--- WHAT IS NEEDED ---
Go line by line through the data below, counting each one that has "icon", and give the final count only.

[Dataset rows describing interfaces]
BEGIN

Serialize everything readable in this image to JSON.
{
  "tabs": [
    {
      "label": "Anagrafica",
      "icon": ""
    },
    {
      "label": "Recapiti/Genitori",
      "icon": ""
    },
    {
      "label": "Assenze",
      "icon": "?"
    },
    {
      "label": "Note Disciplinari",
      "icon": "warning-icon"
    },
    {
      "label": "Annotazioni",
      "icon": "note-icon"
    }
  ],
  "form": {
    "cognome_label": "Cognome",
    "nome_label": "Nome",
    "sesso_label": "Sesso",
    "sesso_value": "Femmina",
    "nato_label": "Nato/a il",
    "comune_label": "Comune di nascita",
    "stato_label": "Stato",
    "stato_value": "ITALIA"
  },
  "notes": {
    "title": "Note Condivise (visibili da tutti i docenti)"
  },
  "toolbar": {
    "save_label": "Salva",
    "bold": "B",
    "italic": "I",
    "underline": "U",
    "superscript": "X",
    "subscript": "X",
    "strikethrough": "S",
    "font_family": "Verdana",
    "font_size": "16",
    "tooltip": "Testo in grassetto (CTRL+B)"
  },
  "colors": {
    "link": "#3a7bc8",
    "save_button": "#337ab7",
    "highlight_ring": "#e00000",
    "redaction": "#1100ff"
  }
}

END

--- ANSWER SECTION ---
5